Let's face it, Rex Ryan and his twin brother, Rob, are easy to poke fun at. They set themselves up for ridicule with their bombastic predictions and larger-than-life personalities. They're overweight, so their critics can take the low road in that department if so desired. The words "class" and "dignity" rarely find themselves in the same sentence with the Ryan brothers. And when they are wrong (which is often nowadays), they rarely back down from their previous pronouncements. They've become cartoon characters, with eye rolls now automatically employed with every utterance by the pair.
Leading up to the Dallas Cowboys-New York Giants game, Rob made this very Ryan-like statement on bringing his family to New York with him: "I want them to be there when we win the East." Well, we know how that turned out. In the two most important games of the season for both teams, his Cowboys gave up a total of 69 points to the Giants. Not the stuff of bragging and boasting. Rex has made one Super Bowl prediction after another in his three seasons as head coach of the New York Jets, and we also know how that has worked out. Neither will ever make a living as a soothsayer or fortune teller. But neither will ever stop trying, it seems.

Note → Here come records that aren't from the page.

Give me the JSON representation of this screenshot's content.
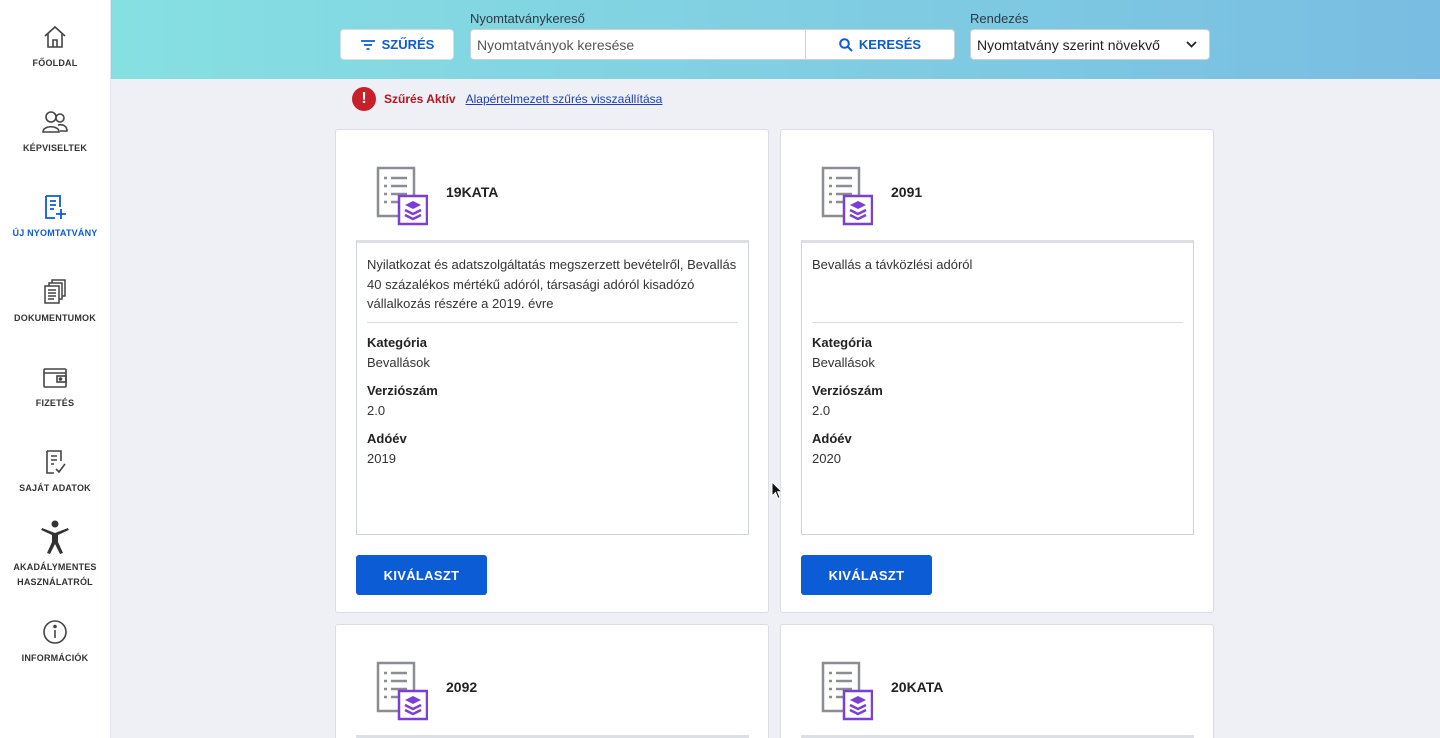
{
  "sidebar": {
    "items": [
      {
        "label": "FŐOLDAL",
        "icon": "home-icon"
      },
      {
        "label": "KÉPVISELTEK",
        "icon": "users-icon"
      },
      {
        "label": "ÚJ NYOMTATVÁNY",
        "icon": "new-form-icon",
        "active": true
      },
      {
        "label": "DOKUMENTUMOK",
        "icon": "documents-icon"
      },
      {
        "label": "FIZETÉS",
        "icon": "wallet-icon"
      },
      {
        "label": "SAJÁT ADATOK",
        "icon": "profile-data-icon"
      },
      {
        "label": "AKADÁLYMENTES HASZNÁLATRÓL",
        "icon": "accessibility-icon"
      },
      {
        "label": "INFORMÁCIÓK",
        "icon": "info-icon"
      }
    ]
  },
  "header": {
    "filter_button": "SZŰRÉS",
    "search_label": "Nyomtatványkereső",
    "search_placeholder": "Nyomtatványok keresése",
    "search_button": "KERESÉS",
    "sort_label": "Rendezés",
    "sort_value": "Nyomtatvány szerint növekvő"
  },
  "filter_status": {
    "active_text": "Szűrés Aktív",
    "reset_link": "Alapértelmezett szűrés visszaállítása"
  },
  "labels": {
    "category": "Kategória",
    "version": "Verziószám",
    "tax_year": "Adóév",
    "select_button": "KIVÁLASZT"
  },
  "cards": [
    {
      "title": "19KATA",
      "description": "Nyilatkozat és adatszolgáltatás megszerzett bevételről, Bevallás 40 százalékos mértékű adóról, társasági adóról kisadózó vállalkozás részére a 2019. évre",
      "category": "Bevallások",
      "version": "2.0",
      "tax_year": "2019"
    },
    {
      "title": "2091",
      "description": "Bevallás a távközlési adóról",
      "category": "Bevallások",
      "version": "2.0",
      "tax_year": "2020"
    },
    {
      "title": "2092"
    },
    {
      "title": "20KATA"
    }
  ],
  "colors": {
    "primary": "#0b5cd5",
    "header_gradient_start": "#86e0e2",
    "header_gradient_end": "#79bde2",
    "alert": "#c8202b",
    "form_icon_accent": "#7b3fd6"
  }
}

The chorus that has been sung during Rex's tenure with the Jets has gone something like this: "He's a player's coach, whose team would run through a wall for him." He's been the winner of polls on which players want to play for which coach in the NFL. He builds his players up, infusing them with the same swagger that runs through his veins. Who wouldn't want to play for him? But now his team is out of control. The defense is pointing fingers at the offense. Some offensive players are blaming Mark Sanchez. There has been in-fighting all year long. Everyone in the tri-state area blames Brian Schottenheimer. And now the Santonio Holmes benching is the last snapshot we have of the 2011 Jets. Naming Holmes captain was a shaky proposition in the first place, and foisting leadership skills on someone who doesn't possess them completely backfired. And was Rex in control, front and center when his pet project blew up in his face? Here's his answer: "I looked out there and was wondering why he wasn't out there myself. I did not bench Santonio. Maybe you'll have to ask him."

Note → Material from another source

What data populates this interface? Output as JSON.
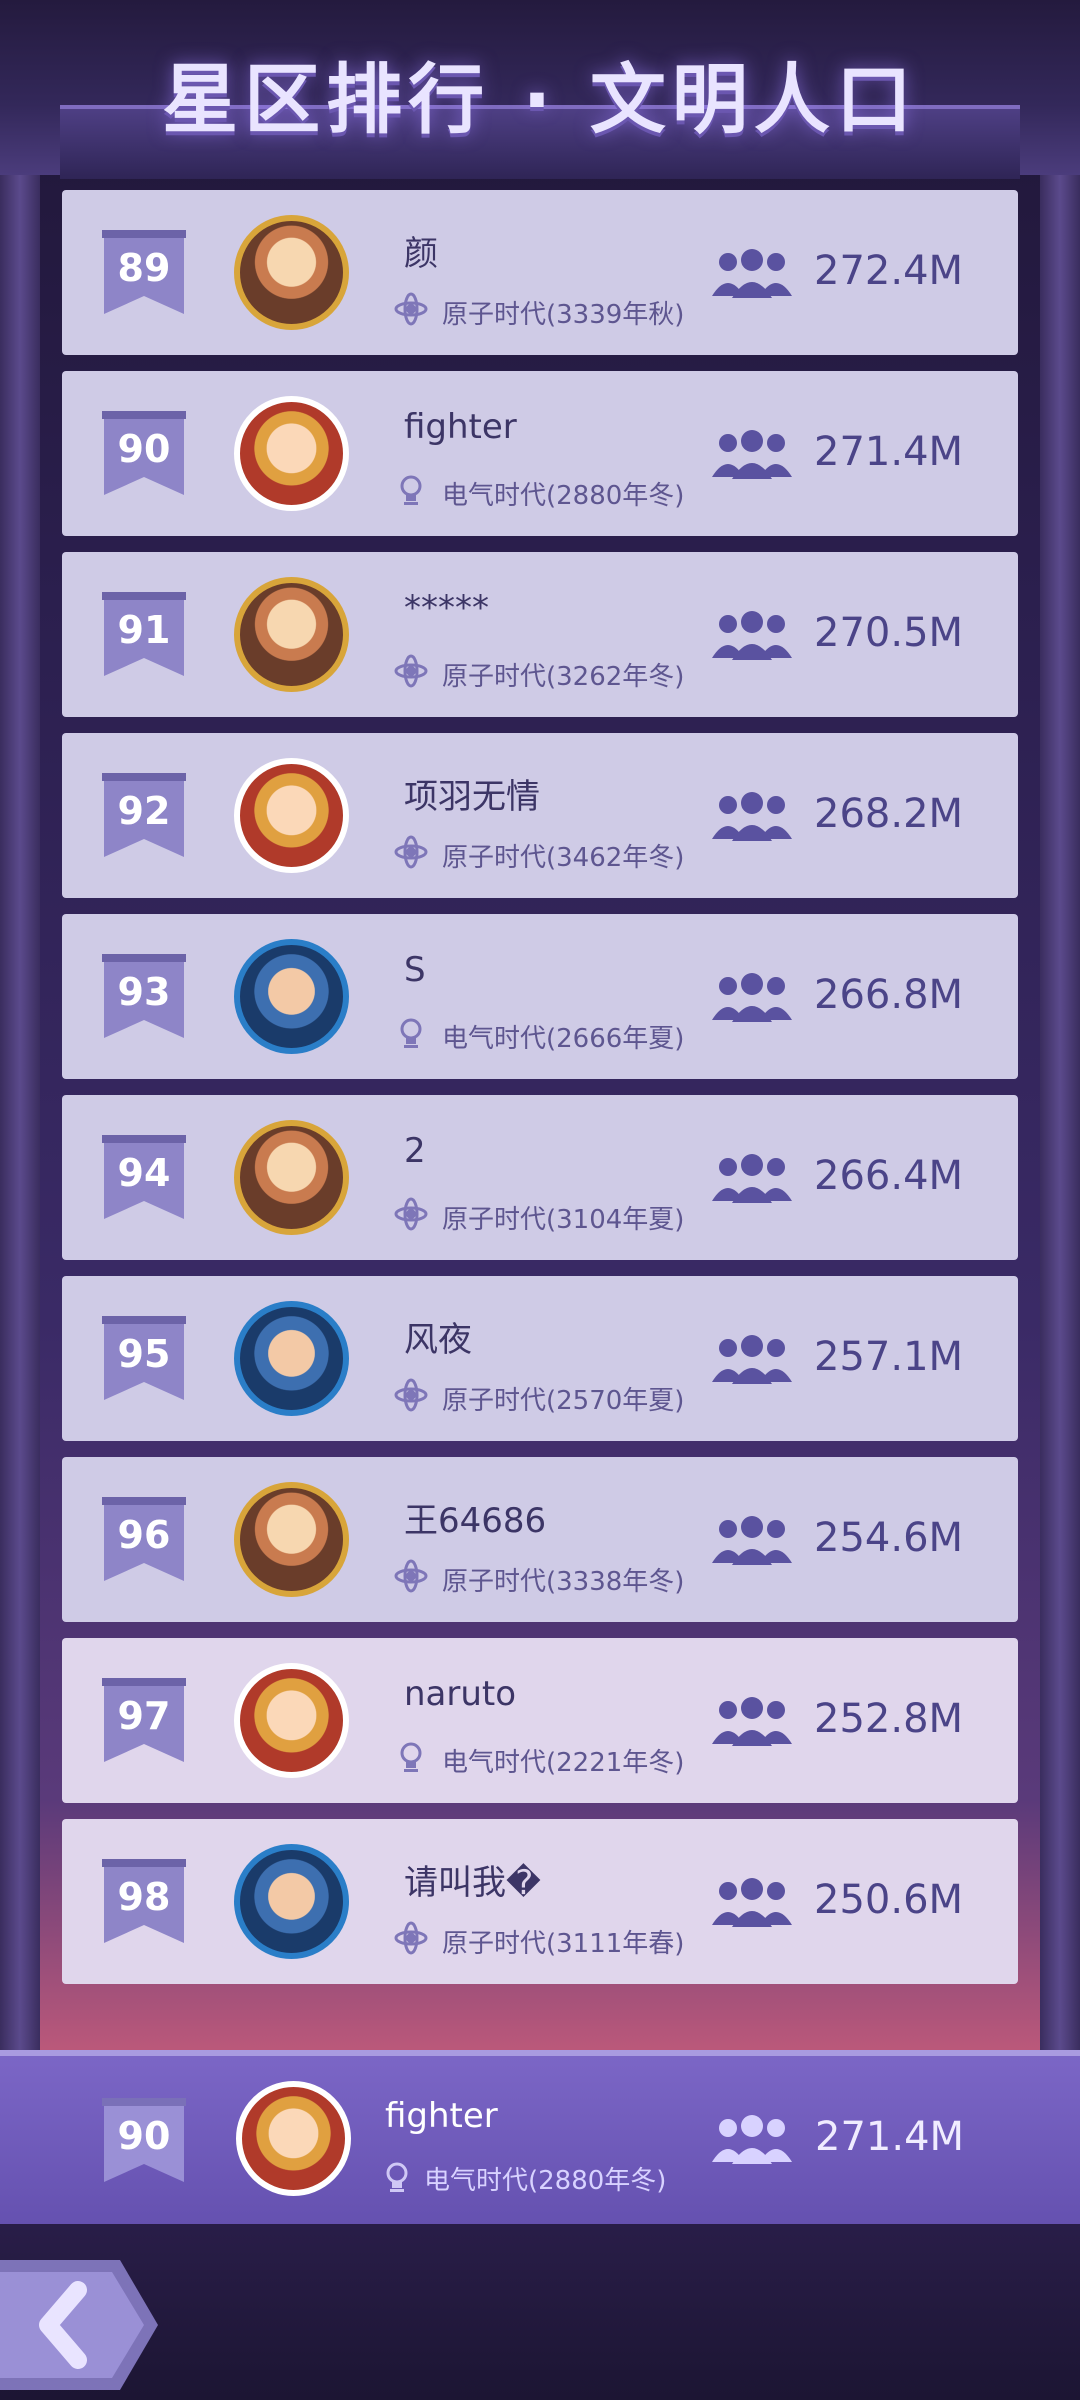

Having villains in sports is always good. Of course I mean a fun sports villain, not a real Jerry Sandusky-like villain. Besides a hero to root for, we need that loathed counterpart to make the winning all that much sweeter. So both Ryans are filling a need. Defeating the Jets and Cowboys is twice as much fun (or three times when it comes to Dallas if you take Jerry Jones into account). And for Jet fans and Cowboy lovers, when their team wins, there's nothing wrong with being the bad guy who comes to town and stomps on their opponents' dreams, like the Jets did to the Patriots last year and Peyton Manning and the Colts. If a player or coach or general manager in professional sports doesn't have full confidence in himself, he'll get eaten alive. So believing in oneself is a must in their business. But it's always better to have a quiet confidence. And one doesn't have to look far to see exhibits A and B in Tom Coughlin and Eli Manning. Not everyone can be Joe Namath or Muhammad Ali, and if one's guarantees go bad, the harder the fall will be. And on Sunday, the Ryan twins fell with a pronounced thump.

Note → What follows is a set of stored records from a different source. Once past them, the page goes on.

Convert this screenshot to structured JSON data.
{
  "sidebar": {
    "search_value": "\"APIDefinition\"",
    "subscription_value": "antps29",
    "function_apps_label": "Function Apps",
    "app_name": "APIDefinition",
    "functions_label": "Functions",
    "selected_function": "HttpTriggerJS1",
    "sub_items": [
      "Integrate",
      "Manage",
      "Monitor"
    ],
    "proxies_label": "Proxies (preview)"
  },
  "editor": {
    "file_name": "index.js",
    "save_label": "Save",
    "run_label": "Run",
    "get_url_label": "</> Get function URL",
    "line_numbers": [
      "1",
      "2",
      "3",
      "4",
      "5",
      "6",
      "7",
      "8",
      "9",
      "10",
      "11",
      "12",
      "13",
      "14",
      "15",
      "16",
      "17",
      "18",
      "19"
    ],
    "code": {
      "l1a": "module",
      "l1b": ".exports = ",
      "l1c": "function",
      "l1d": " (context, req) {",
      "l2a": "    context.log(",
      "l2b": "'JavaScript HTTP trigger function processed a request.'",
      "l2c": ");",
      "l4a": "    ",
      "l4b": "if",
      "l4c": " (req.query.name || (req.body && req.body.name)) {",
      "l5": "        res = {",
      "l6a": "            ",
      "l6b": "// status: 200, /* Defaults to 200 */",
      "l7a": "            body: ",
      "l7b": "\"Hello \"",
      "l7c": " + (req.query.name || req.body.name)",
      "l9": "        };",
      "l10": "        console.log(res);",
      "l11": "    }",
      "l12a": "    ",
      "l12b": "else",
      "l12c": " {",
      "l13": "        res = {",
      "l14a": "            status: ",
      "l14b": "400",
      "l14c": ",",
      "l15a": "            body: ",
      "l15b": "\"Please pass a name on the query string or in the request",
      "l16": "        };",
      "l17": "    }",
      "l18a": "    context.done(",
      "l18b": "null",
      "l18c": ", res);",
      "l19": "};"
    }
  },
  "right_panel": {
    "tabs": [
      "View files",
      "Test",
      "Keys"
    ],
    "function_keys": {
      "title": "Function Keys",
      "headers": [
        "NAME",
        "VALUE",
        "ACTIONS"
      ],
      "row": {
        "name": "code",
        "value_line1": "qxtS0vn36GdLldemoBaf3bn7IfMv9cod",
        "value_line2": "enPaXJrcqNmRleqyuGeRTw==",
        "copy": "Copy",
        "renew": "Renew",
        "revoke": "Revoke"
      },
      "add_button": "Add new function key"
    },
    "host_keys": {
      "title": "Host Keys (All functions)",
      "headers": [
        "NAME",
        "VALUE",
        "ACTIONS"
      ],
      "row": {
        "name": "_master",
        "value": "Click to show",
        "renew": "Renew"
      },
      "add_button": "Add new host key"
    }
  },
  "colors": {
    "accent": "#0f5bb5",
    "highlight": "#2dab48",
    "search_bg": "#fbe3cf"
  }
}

When Rex Ryan signed on with the Jets, he brought the circus to town with him. At first, it was a fun, entertaining circus, but now that circus is a little bit scary, with the clowns frightening onlookers and the ring leader losing control of his charges. Rex and Rob were both humbled big time on Sunday (not to mention the previous Sunday as well). But do they even realize it? Probably not. Here's Rex after the devastating end to his season: "I believe we will win the Super Bowl. I will believe it for the next 15 years. So you can get all the articles out there. That's fine and dandy. For me, I'll find a way to make this team better. I will." And the beat goes on.